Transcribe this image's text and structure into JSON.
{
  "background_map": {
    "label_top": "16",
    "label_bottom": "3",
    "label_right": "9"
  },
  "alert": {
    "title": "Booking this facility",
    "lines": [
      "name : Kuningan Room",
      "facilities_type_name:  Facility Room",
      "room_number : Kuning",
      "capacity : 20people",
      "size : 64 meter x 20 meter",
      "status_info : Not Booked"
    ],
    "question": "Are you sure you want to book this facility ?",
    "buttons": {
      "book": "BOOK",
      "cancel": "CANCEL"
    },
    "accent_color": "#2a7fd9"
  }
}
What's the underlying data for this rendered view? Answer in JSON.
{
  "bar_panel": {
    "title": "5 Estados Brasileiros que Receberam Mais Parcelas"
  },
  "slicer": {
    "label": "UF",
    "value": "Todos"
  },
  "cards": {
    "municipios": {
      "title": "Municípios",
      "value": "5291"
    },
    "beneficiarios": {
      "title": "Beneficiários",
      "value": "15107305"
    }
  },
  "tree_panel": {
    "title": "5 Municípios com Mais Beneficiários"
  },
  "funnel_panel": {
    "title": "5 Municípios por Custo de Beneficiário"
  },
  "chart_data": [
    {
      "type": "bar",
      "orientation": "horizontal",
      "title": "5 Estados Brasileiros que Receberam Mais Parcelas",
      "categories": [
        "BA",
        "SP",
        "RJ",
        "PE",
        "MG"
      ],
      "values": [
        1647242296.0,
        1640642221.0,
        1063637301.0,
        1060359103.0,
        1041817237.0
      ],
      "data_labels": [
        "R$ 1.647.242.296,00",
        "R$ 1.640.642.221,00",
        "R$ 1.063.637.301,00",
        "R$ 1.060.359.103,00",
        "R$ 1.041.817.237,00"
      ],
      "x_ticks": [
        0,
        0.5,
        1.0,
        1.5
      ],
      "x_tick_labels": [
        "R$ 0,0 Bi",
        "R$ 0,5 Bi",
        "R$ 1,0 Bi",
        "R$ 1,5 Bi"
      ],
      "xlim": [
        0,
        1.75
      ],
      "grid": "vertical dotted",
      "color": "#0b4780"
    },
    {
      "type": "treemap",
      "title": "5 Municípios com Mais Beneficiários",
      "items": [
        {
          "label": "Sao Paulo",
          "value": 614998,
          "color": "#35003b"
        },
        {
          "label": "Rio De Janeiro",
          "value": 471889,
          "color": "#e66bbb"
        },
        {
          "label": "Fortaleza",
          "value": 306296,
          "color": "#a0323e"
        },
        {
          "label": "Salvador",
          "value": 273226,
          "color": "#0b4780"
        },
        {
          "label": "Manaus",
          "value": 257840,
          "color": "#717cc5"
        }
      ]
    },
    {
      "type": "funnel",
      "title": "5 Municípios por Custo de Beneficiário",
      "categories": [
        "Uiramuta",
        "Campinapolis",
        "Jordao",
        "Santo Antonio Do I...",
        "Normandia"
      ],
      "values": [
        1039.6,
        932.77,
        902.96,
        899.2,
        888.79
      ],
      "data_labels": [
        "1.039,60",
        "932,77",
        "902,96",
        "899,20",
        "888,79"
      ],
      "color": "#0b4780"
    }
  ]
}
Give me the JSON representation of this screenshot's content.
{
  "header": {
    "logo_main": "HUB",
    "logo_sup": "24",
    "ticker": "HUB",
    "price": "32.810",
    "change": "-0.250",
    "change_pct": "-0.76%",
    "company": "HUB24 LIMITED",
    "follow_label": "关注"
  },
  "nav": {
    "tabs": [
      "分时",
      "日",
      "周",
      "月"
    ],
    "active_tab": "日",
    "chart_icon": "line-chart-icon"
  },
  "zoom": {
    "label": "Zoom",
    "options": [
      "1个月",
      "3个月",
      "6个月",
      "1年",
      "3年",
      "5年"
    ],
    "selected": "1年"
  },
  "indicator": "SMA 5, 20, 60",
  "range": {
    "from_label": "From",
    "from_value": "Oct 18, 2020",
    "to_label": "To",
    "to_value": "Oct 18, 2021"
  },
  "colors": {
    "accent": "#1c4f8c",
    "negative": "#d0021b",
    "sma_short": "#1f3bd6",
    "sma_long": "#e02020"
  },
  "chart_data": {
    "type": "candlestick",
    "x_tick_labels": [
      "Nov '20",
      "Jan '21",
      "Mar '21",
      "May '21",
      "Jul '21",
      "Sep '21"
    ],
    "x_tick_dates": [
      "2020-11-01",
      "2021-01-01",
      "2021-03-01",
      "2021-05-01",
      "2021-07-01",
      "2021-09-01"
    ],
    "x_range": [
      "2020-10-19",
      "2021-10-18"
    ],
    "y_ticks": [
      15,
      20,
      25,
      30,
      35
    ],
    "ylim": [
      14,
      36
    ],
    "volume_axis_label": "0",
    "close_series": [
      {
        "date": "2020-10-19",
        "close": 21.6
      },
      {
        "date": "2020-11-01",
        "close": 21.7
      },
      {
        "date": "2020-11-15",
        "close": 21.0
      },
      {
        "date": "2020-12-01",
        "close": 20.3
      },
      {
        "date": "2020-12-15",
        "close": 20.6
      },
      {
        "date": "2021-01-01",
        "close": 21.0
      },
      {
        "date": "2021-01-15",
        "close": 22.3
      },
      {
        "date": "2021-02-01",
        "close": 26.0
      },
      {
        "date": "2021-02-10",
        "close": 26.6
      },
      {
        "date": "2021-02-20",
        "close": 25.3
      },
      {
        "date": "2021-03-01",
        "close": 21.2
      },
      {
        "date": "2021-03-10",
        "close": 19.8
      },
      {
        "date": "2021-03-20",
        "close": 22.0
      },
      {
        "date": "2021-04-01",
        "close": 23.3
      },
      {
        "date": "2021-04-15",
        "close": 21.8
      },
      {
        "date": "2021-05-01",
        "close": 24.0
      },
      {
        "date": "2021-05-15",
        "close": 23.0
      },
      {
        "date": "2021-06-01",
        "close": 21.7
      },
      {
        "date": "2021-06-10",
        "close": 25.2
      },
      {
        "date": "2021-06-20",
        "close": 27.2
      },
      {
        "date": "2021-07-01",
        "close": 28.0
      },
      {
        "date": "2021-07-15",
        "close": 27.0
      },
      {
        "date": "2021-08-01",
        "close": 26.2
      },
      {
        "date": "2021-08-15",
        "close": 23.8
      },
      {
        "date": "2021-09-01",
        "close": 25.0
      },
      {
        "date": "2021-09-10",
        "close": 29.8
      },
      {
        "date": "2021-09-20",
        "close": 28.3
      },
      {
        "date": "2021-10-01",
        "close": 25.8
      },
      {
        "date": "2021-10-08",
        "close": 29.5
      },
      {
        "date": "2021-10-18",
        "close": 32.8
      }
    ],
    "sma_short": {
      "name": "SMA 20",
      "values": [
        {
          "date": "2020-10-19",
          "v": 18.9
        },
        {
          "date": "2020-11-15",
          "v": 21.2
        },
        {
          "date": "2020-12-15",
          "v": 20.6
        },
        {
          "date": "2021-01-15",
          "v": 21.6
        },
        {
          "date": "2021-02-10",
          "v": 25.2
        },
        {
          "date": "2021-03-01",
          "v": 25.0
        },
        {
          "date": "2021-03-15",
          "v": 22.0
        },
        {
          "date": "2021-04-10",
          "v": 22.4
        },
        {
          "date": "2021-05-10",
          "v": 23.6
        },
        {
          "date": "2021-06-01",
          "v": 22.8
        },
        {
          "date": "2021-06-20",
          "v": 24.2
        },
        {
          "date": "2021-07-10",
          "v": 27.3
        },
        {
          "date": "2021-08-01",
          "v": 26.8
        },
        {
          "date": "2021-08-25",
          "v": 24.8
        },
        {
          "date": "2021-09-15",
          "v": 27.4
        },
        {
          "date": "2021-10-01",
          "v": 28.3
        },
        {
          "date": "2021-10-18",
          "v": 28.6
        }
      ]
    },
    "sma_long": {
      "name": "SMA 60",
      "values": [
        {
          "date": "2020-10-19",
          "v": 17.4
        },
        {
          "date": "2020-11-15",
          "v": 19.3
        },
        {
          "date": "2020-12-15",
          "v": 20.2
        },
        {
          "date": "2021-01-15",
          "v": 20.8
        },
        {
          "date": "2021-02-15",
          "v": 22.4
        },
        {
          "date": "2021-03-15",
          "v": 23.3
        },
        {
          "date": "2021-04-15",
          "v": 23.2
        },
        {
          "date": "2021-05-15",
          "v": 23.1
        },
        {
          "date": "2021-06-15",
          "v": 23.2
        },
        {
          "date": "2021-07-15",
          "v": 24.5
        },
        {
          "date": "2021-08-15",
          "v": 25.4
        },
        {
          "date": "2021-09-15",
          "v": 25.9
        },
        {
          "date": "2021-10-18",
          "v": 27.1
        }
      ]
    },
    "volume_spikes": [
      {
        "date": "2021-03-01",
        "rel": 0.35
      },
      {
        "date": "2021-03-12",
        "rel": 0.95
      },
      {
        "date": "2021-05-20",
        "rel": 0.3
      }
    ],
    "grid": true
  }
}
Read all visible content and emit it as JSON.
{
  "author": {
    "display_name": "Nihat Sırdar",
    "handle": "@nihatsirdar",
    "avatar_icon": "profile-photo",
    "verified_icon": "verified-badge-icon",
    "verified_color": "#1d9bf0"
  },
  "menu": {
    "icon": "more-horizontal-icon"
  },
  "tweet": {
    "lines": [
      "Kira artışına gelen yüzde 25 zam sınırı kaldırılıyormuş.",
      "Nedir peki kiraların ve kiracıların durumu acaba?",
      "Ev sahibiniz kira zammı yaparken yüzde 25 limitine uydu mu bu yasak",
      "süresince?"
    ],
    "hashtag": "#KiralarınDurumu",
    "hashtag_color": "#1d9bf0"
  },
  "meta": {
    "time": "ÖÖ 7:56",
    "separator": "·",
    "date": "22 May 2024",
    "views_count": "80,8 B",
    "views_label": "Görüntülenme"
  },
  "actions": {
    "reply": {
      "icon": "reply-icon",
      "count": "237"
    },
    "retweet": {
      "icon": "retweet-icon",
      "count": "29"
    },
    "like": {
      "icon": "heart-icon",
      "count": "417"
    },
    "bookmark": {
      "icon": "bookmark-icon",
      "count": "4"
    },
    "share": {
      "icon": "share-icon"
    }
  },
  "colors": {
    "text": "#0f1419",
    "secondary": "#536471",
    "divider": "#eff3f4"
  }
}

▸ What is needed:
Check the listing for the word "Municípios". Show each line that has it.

▸ Result below:
      "title": "Municípios",
    "title": "5 Municípios com Mais Beneficiários"
    "title": "5 Municípios por Custo de Beneficiário"
      "title": "5 Municípios com Mais Beneficiários",
      "title": "5 Municípios por Custo de Beneficiário",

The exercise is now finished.